This year’s Nobel Prize in Physics was awarded to a revolutionary model of the universe, its structure, and how it evolves over time, as well as the first discovery of an exoplanet orbiting a sun-like star outside of our solar system.
On Tuesday, it was announced that the Nobel Physics Prize would be split between Canadian-American cosmologist and physicist James Peebles for his work on a model of the universe, as well as the team of astrophysicists Michel Mayor and Didier Queloz of the University of Geneva for their work on hunting exoplanets.
Modeling the universe
In the 1960s, Peebles created a theoretical model of the universe that has served as the foundation for scientists’ understanding of the evolution of the universe since the Big Bang until today.
During that time, there was little evidence for what the early universe may have looked like. Peebles’ model interpreted traces of ancient radiation and how the universe has evolved from being extremely hot and dense to growing cooler as it expanded.
As Peebles’ model evolved, he also contributed to the understanding of dark matter and dark energy and how only five percent of the material that makes up the universe is known — while an elusive 95 percent is made up of dark matter and energy.
Dark matter and dark energy still remain mysteries for astrophysicists today, perhaps the biggest mysteries in all of existence.
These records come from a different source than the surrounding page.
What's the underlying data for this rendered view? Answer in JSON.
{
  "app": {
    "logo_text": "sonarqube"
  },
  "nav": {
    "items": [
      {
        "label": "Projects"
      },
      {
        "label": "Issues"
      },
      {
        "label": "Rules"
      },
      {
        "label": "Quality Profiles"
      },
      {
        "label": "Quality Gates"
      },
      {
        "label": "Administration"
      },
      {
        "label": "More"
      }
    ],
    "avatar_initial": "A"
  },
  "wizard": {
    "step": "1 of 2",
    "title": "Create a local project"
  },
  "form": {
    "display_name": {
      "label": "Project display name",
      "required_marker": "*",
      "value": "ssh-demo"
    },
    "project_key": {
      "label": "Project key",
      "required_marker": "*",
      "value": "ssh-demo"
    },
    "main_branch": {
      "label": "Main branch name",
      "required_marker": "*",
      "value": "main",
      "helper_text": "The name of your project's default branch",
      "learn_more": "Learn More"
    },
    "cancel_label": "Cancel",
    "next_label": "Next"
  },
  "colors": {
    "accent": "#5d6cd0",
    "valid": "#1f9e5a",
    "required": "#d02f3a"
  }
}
Because dark matter and energy cannot be observed, their presence is known only by the effects that they create on their surrounding cosmic bodies.
However, another mystery revived by Tuesday’s award was why astronomer Vera Rubin, who concluded that galaxies are mostly made up of dark matter, was famously snubbed by the Nobel committee for her pioneering work during the 1960s and ‘70s.
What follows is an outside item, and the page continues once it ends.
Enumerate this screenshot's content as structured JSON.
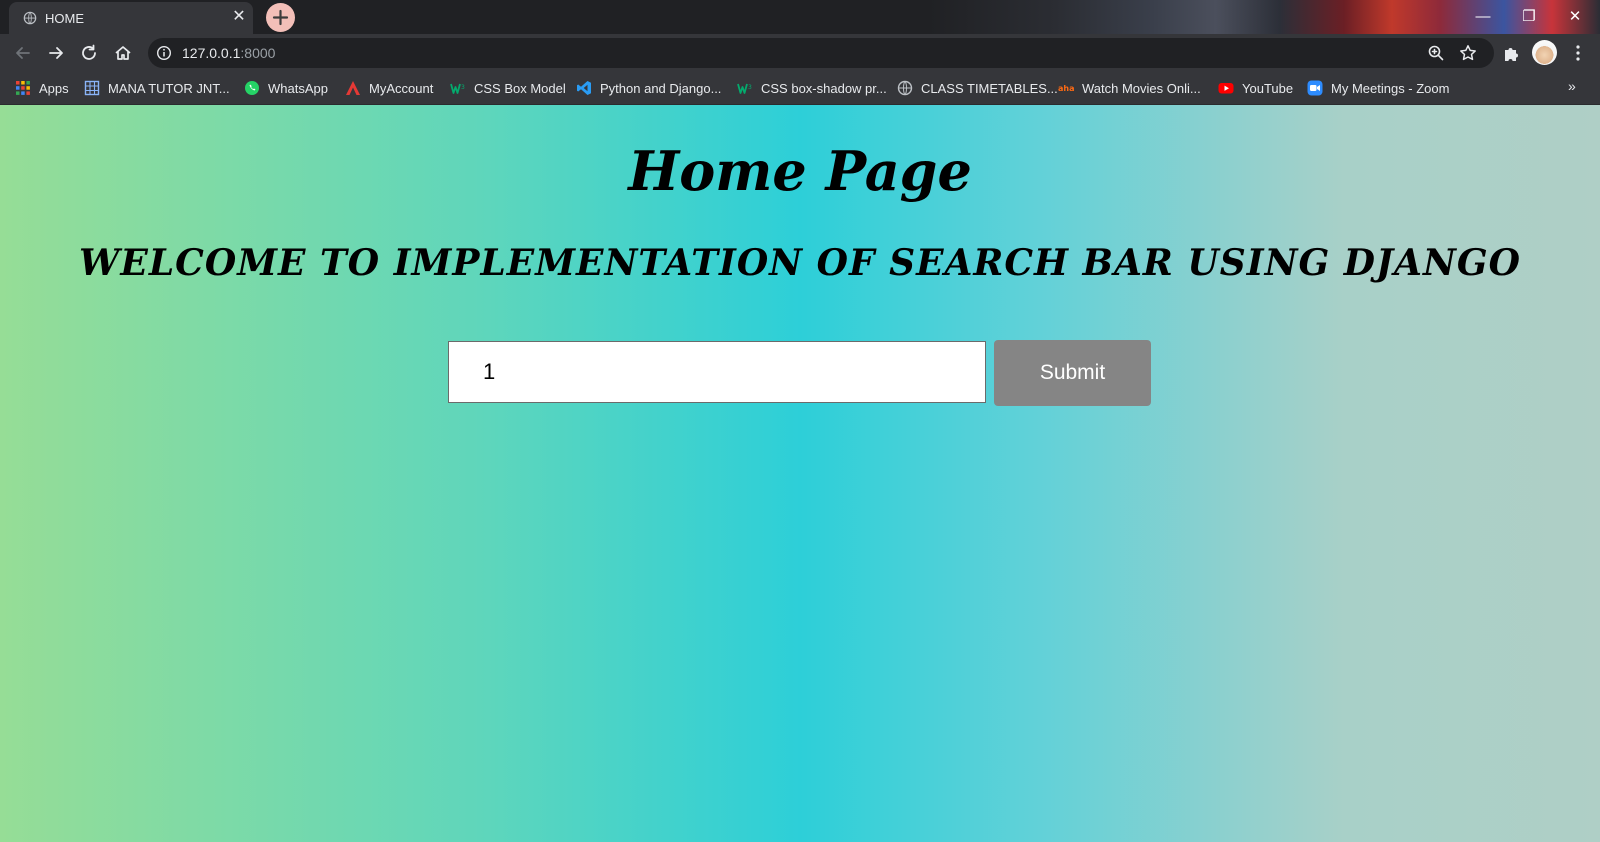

Some have speculated that Rubin was largely overlooked because she was a woman in a male-dominated field. The 2018 Nobel Prize for Physics went to Canadian physicist Donna Strickland, who was the third woman in the history of the award to ever win it.
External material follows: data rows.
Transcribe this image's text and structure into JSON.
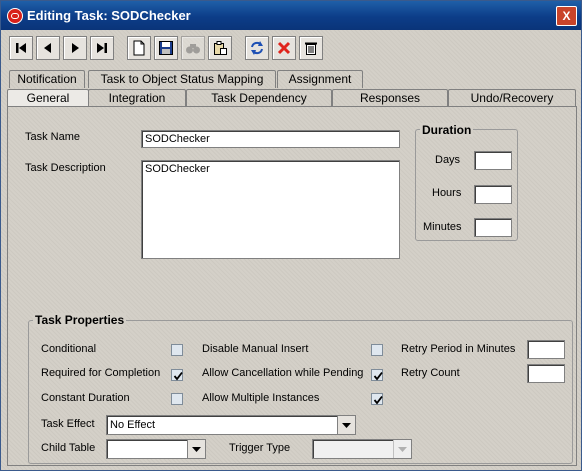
{
  "window": {
    "title": "Editing Task: SODChecker",
    "close_label": "X"
  },
  "toolbar": {
    "buttons": [
      "first-icon",
      "previous-icon",
      "next-icon",
      "last-icon",
      "new-document-icon",
      "save-icon",
      "find-icon",
      "clipboard-icon",
      "refresh-icon",
      "delete-icon",
      "trash-icon"
    ]
  },
  "tabs": {
    "row1": [
      "Notification",
      "Task to Object Status Mapping",
      "Assignment"
    ],
    "row2": [
      "General",
      "Integration",
      "Task Dependency",
      "Responses",
      "Undo/Recovery"
    ],
    "active": "General"
  },
  "general": {
    "task_name_label": "Task Name",
    "task_name_value": "SODChecker",
    "task_description_label": "Task Description",
    "task_description_value": "SODChecker",
    "duration": {
      "title": "Duration",
      "days_label": "Days",
      "hours_label": "Hours",
      "minutes_label": "Minutes",
      "days_value": "",
      "hours_value": "",
      "minutes_value": ""
    }
  },
  "task_properties": {
    "title": "Task Properties",
    "conditional_label": "Conditional",
    "conditional_checked": false,
    "required_label": "Required for Completion",
    "required_checked": true,
    "constant_duration_label": "Constant Duration",
    "constant_duration_checked": false,
    "disable_manual_insert_label": "Disable Manual Insert",
    "disable_manual_insert_checked": false,
    "allow_cancellation_label": "Allow Cancellation while Pending",
    "allow_cancellation_checked": true,
    "allow_multiple_label": "Allow Multiple Instances",
    "allow_multiple_checked": true,
    "retry_period_label": "Retry Period in Minutes",
    "retry_period_value": "",
    "retry_count_label": "Retry Count",
    "retry_count_value": "",
    "task_effect_label": "Task Effect",
    "task_effect_value": "No Effect",
    "child_table_label": "Child Table",
    "child_table_value": "",
    "trigger_type_label": "Trigger Type",
    "trigger_type_value": ""
  }
}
Rubin died in December 2016 at the age of 88, without ever receiving her Nobel Prize.
Meanwhile, Mayor and Queloz made the first discovery of a planet outside the solar system. The pair announced their discovery in October 1995, marking the first time an exoplanet was observed orbiting around a host star similar to our own sun.
Based on this discovery, scientists have hunted for exoplanets outside our solar system ever since, with a recorded 4,000 exoplanets so far.
The past quarter-century has abounded with exoplanet discoveries. Ever since Mayor and Queloz made their discovery of 51 Pegasi b, funding has poured into new technologies to discover and observe exoplanets beyond the solar system.
Most recently, NASA launched the $200 million Transiting Exoplanet Survey Satellite in April 2018 to survey 200,000 bright stars in search of exoplanets for a period of two years. TESS has confirmed 29 exoplanets so far.
Although they were made decades apart, these discoveries have changed our understanding of the universe, its expansion, and the unknown material that hides in its darkness, as well as where the Earth stands in relation to this ever-expanding cosmic home.